Then why wouldn't a self-driving-manufacturing leader (whoever that will be, Tesla, GM, BNW, a Geely or other Chinese player, doesn't matter) run fleets themselves? It's not like there's much human cost involved. (and manufacturers already got their service networks and charging networks together where self driving vehicles could go at night to be charged/serviced)
We'll see how it plays out, but I don't think that's true. Maybe it's what Uber wants, but I think car companies and consumers will disagree.
In the long term, self-driving decrease the need for even owning a car. Why make that huge investment when a car can always be available to you within minutes with a few clicks in an app? It then would make more sense for those large investments to be made centrally by the Ubers, Lyfts, Waymos, Teslas, Apples, etc of the world. In the distant future I would bet driving eventually ends up like flying is today with only the ultra-affluent and hobbyist owning their own vehicles and everyone else just paying per use.
Uber could still lobby against competition, but that's a whole different level and we'd be pretty much back at a classical taxi situation.
- You don't have a self driving car.
- You don't have a car, period.
- You're stranded somewhere or don't have your car with you.
- You don't want to deal with parking.
Also, with a self-driving car the driver doesn't have to deal with parking because the car can take care of it.
You pay per use with AWS instead of buying physical servers right?
So it probably depends on the individual's financial situation and where a car ride falls in terms of buying bulk vs incrementally.
A lot of the expense about physical servers is also the maintenance and having employees' time to manage them. A car requires some maintenance but arguably less so than that, so perhaps not the closest comparison.
Because it's cheaper over the long run.

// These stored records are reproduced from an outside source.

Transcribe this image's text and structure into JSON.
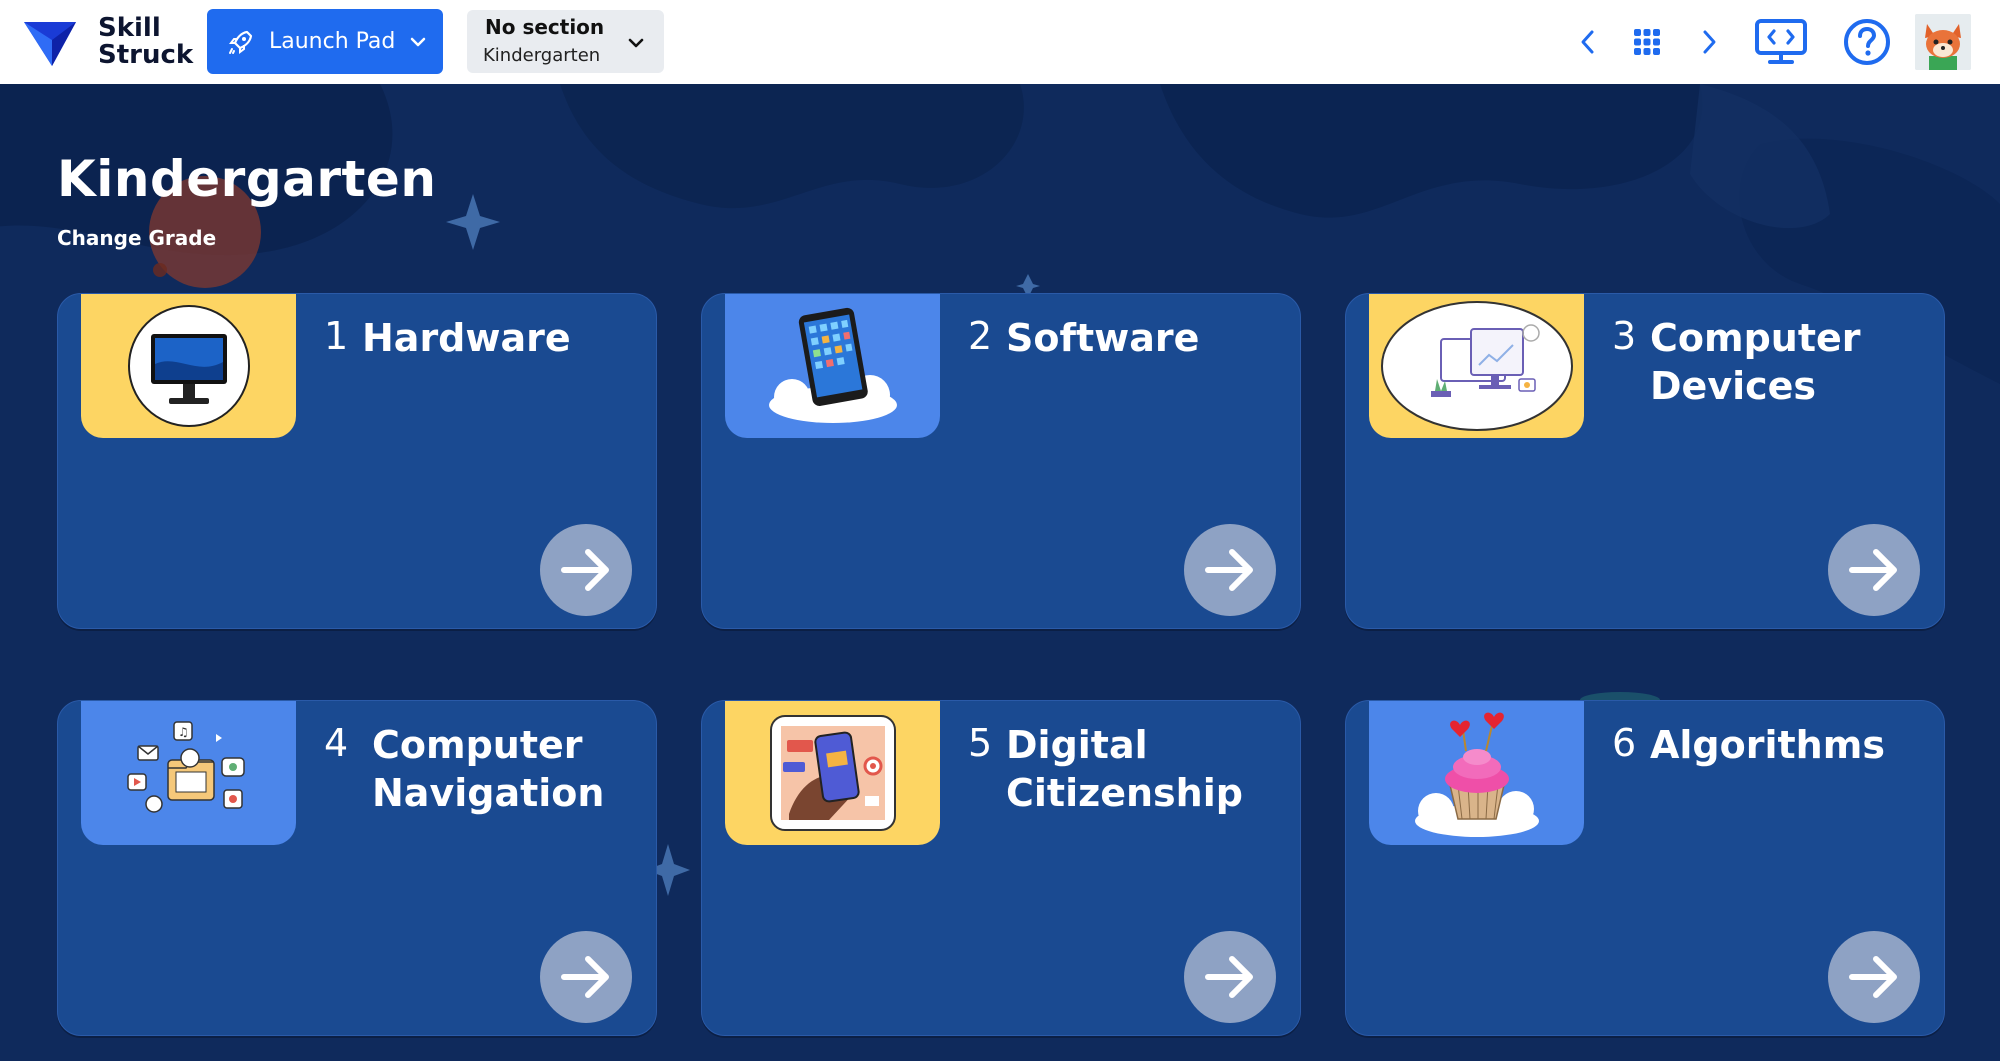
{
  "brand": {
    "name_line1": "Skill",
    "name_line2": "Struck"
  },
  "header": {
    "launch_label": "Launch Pad",
    "section_title": "No section",
    "section_value": "Kindergarten"
  },
  "main": {
    "title": "Kindergarten",
    "change_grade": "Change Grade"
  },
  "cards": [
    {
      "num": "1",
      "title": "Hardware",
      "thumb": "monitor-icon",
      "thumb_color": "#fdd563"
    },
    {
      "num": "2",
      "title": "Software",
      "thumb": "tablet-on-cloud-icon",
      "thumb_color": "#4c86ea"
    },
    {
      "num": "3",
      "title": "Computer Devices",
      "thumb": "computer-devices-icon",
      "thumb_color": "#fdd563"
    },
    {
      "num": "4",
      "title": "Computer Navigation",
      "thumb": "files-and-apps-icon",
      "thumb_color": "#4c86ea"
    },
    {
      "num": "5",
      "title": "Digital Citizenship",
      "thumb": "phone-in-hand-icon",
      "thumb_color": "#fdd563"
    },
    {
      "num": "6",
      "title": "Algorithms",
      "thumb": "cupcake-on-cloud-icon",
      "thumb_color": "#4c86ea"
    }
  ],
  "colors": {
    "accent": "#1f6bef",
    "background": "#0f2a5c",
    "card": "#1a4a91",
    "arrow_button": "#8ea2c4"
  }
}
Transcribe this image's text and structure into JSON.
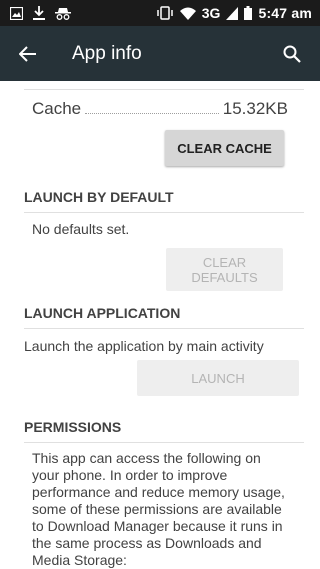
{
  "status_bar": {
    "left_icons": [
      "image-icon",
      "download-icon",
      "incognito-icon"
    ],
    "network": "3G",
    "time": "5:47 am",
    "right_icons": [
      "vibrate-icon",
      "wifi-icon",
      "signal-icon",
      "battery-icon"
    ]
  },
  "app_bar": {
    "title": "App info",
    "back_icon": "arrow-back-icon",
    "search_icon": "search-icon",
    "color": "#263238"
  },
  "storage": {
    "cache_label": "Cache",
    "cache_value": "15.32KB",
    "clear_cache_button": "CLEAR CACHE"
  },
  "launch_by_default": {
    "header": "LAUNCH BY DEFAULT",
    "description": "No defaults set.",
    "clear_defaults_button_line1": "CLEAR",
    "clear_defaults_button_line2": "DEFAULTS"
  },
  "launch_application": {
    "header": "LAUNCH APPLICATION",
    "description": "Launch the application by main activity",
    "launch_button": "LAUNCH"
  },
  "permissions": {
    "header": "PERMISSIONS",
    "description": "This app can access the following on your phone. In order to improve performance and reduce memory usage, some of these permissions are available to Download Manager because it runs in the same process as Downloads and Media Storage:"
  }
}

"Why own a car when you can just Uber" makes sense for people who live in areas where they don't have to (and don't want to) drive very much, but I think the assumption that most people fall into that group is pretty shaky. I think it's probable this will change over time, but that time span is almost certainly going to be decades, not a few years.